### Prompt:
Find the lines in the records below that contain "English", and report each of them.

──────── Data shown ────────

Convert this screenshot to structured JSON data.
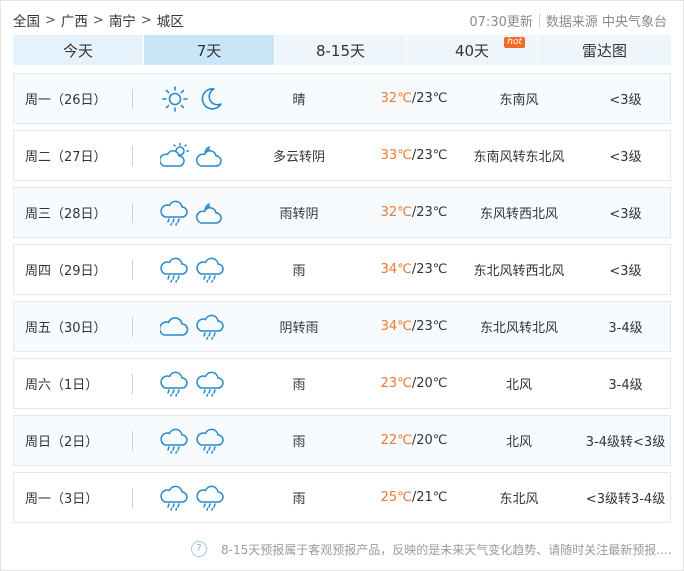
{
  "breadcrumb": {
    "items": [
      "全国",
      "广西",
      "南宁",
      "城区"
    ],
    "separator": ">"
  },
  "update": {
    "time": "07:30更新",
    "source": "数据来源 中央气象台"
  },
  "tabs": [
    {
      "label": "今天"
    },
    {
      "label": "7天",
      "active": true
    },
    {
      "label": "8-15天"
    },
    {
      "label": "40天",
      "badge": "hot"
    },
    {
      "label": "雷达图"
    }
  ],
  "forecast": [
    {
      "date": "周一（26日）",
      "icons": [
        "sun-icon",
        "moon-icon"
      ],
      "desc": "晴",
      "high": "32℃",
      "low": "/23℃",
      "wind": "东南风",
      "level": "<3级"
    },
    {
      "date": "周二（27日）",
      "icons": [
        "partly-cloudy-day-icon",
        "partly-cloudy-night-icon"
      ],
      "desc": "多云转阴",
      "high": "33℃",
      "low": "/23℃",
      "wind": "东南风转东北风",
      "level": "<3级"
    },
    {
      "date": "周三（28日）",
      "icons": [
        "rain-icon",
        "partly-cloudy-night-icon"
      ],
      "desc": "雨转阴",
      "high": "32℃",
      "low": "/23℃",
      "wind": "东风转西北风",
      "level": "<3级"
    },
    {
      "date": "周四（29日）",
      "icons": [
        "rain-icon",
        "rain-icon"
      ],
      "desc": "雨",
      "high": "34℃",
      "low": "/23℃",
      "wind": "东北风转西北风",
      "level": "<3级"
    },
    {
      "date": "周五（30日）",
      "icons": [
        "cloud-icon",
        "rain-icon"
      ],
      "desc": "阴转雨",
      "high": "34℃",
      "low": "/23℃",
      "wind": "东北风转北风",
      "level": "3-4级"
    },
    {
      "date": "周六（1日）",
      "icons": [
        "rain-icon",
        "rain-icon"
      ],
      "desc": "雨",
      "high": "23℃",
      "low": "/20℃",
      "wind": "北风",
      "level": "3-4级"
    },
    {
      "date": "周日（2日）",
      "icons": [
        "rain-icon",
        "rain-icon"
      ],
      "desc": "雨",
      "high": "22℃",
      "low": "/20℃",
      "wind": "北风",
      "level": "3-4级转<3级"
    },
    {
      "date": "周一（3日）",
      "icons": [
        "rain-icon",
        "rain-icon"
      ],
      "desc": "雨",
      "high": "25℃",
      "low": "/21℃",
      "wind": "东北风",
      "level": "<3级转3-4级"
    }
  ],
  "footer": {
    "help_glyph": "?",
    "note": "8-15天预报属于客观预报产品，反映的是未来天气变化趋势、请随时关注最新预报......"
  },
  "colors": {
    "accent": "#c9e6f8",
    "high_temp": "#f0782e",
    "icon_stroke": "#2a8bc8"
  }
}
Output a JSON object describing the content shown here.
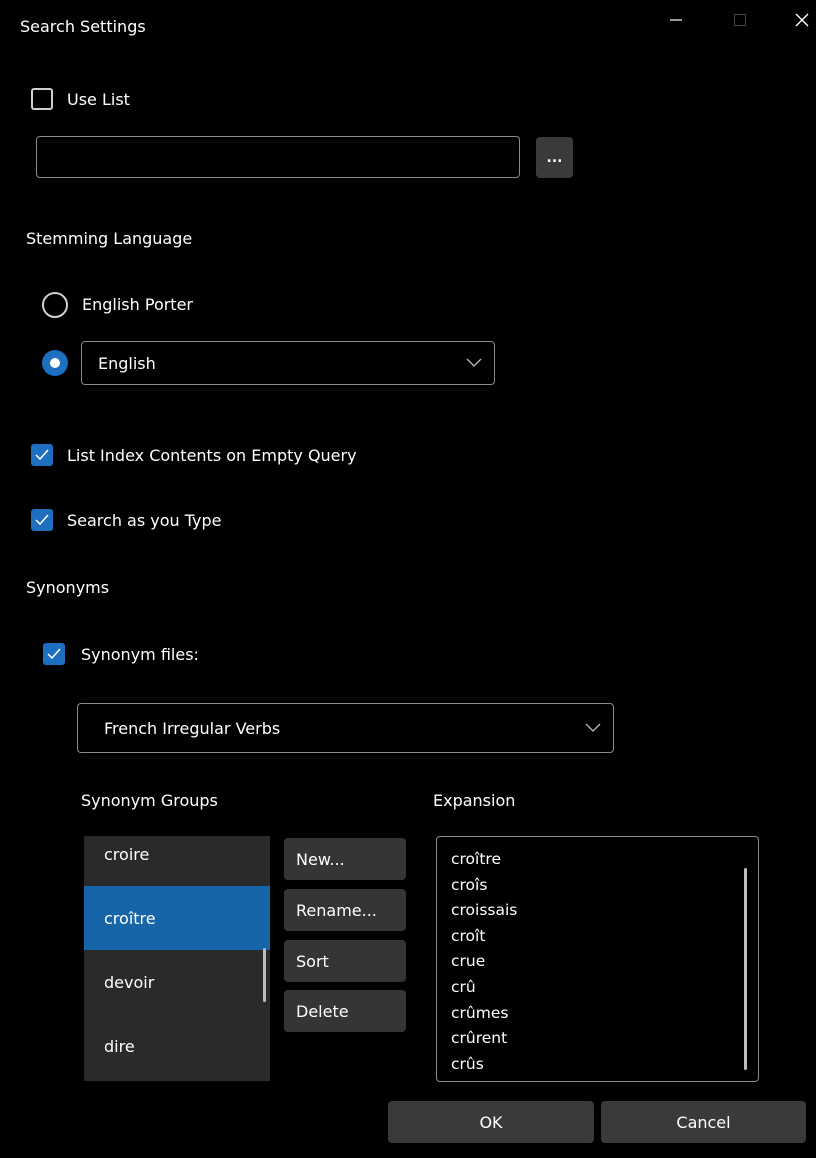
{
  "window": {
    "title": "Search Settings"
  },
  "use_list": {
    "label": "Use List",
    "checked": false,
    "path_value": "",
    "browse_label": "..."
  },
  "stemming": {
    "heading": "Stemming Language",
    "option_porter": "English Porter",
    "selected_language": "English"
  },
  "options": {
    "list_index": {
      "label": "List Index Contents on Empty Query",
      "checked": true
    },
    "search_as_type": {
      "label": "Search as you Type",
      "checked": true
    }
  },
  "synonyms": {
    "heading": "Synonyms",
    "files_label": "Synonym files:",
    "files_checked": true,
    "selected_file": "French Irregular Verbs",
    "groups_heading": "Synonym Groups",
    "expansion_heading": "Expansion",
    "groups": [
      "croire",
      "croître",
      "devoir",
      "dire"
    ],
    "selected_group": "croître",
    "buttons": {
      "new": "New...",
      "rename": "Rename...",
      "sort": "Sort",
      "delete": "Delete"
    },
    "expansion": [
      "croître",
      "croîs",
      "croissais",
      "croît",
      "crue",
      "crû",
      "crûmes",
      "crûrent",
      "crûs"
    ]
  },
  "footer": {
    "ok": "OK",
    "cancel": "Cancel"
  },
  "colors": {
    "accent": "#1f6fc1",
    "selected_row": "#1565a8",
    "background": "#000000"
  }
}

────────

### Answer section:
    "option_porter": "English Porter",
    "selected_language": "English"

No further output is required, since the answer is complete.